* [About this task]: Where a line below holds the string "progress", that line goes into the answer.

[Entries from a dataset of interfaces]
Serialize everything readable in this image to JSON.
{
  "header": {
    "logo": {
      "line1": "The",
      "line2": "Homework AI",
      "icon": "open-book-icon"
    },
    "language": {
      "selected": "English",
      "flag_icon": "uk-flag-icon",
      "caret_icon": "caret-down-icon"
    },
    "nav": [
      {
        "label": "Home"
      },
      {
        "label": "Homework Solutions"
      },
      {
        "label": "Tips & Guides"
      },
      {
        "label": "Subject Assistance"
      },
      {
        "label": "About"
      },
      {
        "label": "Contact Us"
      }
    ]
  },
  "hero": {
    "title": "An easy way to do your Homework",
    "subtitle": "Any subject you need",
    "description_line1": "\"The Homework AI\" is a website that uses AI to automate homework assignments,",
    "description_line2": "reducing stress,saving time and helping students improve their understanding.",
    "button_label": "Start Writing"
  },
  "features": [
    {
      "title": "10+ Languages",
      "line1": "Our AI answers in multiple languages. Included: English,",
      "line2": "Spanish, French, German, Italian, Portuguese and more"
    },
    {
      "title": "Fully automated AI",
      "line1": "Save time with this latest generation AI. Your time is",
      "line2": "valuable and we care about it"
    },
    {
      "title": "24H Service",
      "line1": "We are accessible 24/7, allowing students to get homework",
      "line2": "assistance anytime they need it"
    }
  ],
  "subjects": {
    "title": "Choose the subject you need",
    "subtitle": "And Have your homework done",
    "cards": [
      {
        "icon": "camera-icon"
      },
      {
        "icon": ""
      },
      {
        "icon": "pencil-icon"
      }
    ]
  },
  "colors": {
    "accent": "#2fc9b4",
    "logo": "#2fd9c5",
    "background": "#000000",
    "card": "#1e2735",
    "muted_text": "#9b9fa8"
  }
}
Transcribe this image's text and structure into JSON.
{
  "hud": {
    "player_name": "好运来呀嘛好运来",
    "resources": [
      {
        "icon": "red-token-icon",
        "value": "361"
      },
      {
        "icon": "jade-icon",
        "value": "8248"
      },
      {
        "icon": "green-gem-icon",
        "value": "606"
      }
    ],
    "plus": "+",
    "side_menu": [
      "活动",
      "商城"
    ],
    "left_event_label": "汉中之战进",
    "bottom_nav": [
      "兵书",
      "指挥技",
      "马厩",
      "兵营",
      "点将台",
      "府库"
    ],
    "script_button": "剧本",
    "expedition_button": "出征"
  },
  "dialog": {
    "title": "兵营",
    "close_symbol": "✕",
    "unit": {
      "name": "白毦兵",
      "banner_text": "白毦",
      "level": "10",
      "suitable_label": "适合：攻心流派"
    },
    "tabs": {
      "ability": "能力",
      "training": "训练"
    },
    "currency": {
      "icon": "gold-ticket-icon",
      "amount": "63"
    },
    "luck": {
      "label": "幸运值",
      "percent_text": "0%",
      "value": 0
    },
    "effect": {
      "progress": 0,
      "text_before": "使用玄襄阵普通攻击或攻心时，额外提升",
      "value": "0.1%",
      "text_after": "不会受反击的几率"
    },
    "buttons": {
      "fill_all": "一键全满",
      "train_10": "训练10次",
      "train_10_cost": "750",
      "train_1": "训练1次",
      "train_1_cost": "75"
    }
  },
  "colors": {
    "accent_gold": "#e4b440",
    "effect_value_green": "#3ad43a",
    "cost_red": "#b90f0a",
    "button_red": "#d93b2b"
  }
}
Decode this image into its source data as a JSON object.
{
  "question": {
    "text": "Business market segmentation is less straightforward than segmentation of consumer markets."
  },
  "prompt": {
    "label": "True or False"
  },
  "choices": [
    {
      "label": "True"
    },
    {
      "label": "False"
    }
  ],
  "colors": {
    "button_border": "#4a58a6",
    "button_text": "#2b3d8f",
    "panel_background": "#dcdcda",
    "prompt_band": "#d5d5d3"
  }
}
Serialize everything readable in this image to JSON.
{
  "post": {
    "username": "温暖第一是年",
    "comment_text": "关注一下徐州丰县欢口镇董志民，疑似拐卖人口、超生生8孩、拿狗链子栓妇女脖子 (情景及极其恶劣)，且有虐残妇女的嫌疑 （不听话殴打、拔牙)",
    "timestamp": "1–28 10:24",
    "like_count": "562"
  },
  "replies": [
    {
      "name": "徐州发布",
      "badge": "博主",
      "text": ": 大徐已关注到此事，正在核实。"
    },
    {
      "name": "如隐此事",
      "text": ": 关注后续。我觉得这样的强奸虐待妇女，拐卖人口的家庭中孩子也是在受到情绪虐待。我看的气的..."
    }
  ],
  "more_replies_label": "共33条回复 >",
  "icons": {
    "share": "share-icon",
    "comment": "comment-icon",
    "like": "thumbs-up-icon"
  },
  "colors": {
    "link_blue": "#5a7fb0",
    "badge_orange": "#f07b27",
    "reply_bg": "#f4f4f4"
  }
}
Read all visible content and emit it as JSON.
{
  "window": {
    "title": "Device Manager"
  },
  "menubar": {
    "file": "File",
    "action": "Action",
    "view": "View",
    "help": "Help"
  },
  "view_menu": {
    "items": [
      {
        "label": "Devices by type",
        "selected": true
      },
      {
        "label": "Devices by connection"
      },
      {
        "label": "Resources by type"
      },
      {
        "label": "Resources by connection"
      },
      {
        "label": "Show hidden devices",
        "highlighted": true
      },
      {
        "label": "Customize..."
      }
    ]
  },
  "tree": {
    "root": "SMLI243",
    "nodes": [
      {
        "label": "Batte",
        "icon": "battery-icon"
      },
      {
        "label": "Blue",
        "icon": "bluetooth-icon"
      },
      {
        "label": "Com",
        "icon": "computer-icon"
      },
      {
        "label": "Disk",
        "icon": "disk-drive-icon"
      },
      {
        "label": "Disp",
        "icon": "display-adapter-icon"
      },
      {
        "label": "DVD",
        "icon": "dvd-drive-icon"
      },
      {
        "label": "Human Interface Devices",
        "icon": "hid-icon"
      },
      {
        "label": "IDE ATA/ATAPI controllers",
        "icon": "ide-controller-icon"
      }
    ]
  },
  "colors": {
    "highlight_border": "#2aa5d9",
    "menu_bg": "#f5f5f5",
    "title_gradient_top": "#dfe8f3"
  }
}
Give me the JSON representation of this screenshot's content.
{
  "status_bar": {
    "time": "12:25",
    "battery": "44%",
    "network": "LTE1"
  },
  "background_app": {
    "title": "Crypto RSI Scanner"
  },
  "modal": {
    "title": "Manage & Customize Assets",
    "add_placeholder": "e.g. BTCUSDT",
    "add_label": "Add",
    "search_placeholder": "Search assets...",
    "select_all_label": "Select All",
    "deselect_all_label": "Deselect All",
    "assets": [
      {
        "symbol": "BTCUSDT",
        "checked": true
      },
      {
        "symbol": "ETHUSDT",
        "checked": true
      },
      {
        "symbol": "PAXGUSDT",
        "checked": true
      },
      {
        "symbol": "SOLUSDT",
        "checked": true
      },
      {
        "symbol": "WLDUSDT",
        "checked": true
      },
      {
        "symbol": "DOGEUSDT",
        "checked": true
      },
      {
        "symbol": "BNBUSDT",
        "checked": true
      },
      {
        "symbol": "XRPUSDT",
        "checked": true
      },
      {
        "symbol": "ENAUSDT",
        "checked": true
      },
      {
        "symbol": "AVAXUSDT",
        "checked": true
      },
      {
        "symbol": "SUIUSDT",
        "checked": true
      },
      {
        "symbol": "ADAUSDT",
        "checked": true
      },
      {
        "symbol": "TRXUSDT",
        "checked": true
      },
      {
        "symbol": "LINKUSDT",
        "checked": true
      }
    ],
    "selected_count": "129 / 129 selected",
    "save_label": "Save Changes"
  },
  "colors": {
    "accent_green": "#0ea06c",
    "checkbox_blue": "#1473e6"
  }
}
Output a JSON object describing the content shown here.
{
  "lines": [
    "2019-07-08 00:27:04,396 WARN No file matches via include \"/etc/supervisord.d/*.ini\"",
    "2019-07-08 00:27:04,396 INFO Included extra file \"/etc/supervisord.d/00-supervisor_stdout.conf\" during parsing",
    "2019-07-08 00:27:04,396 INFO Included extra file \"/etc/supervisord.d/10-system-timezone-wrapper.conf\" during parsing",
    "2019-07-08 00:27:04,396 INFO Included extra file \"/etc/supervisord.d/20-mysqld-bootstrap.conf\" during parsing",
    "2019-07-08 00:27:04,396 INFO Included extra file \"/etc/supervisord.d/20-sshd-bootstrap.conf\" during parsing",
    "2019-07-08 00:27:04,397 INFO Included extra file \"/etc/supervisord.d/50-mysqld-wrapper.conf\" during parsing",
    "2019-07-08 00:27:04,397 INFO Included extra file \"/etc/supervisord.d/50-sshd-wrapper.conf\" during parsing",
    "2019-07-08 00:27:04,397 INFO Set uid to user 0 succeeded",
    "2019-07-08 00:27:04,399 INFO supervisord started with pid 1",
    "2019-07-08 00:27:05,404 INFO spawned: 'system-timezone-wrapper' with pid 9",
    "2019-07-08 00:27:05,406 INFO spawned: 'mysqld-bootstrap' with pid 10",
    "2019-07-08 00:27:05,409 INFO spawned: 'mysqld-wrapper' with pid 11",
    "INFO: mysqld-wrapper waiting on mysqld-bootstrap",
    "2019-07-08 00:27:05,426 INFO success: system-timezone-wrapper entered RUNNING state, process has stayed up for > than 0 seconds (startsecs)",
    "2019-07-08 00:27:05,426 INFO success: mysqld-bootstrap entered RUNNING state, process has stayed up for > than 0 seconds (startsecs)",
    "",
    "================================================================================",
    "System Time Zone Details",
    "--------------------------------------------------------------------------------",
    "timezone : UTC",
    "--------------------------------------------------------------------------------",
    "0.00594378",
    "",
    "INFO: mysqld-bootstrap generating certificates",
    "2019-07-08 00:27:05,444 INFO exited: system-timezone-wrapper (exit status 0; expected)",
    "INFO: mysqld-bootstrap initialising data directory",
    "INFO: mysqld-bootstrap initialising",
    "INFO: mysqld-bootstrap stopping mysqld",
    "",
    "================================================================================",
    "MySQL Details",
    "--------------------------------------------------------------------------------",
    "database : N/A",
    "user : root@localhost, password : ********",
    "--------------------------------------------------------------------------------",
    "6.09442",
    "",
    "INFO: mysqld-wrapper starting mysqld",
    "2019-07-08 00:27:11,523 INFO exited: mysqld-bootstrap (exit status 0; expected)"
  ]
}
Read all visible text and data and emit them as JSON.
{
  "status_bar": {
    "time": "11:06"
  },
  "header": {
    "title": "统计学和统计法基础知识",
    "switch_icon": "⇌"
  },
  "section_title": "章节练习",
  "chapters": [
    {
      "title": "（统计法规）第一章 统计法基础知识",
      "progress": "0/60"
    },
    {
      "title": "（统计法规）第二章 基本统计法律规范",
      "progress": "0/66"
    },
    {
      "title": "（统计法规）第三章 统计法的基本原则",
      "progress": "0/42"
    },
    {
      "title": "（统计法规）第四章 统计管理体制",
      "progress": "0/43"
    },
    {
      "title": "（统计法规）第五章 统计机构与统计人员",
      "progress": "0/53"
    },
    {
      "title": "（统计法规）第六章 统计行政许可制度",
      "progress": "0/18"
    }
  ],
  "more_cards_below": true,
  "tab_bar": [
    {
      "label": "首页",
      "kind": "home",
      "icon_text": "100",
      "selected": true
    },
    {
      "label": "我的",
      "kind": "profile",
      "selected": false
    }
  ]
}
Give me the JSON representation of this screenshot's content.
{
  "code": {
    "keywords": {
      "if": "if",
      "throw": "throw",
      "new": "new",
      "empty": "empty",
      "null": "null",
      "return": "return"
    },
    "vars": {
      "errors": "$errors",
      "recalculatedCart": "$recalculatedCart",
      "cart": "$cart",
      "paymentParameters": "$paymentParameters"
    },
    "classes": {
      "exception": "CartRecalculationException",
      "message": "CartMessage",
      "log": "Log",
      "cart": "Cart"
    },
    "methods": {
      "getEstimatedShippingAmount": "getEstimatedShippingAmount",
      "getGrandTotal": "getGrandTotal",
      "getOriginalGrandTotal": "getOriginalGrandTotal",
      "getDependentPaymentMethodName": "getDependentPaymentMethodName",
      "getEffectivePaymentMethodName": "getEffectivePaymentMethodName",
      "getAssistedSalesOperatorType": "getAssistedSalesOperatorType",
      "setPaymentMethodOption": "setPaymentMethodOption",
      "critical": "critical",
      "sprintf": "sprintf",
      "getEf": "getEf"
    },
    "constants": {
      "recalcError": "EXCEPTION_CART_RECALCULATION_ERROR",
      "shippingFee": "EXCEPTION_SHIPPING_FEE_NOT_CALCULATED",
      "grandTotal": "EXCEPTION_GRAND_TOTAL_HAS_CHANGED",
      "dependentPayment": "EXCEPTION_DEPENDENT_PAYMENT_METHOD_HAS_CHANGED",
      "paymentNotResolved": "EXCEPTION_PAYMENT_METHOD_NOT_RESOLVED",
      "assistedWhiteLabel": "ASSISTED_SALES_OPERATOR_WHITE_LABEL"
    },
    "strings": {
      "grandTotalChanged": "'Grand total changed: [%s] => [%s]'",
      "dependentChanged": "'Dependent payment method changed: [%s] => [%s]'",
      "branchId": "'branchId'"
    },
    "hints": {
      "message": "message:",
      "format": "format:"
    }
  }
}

* [Task output]:
      "progress": 0,
      "progress": "0/60"
      "progress": "0/66"
      "progress": "0/42"
      "progress": "0/43"
      "progress": "0/53"
      "progress": "0/18"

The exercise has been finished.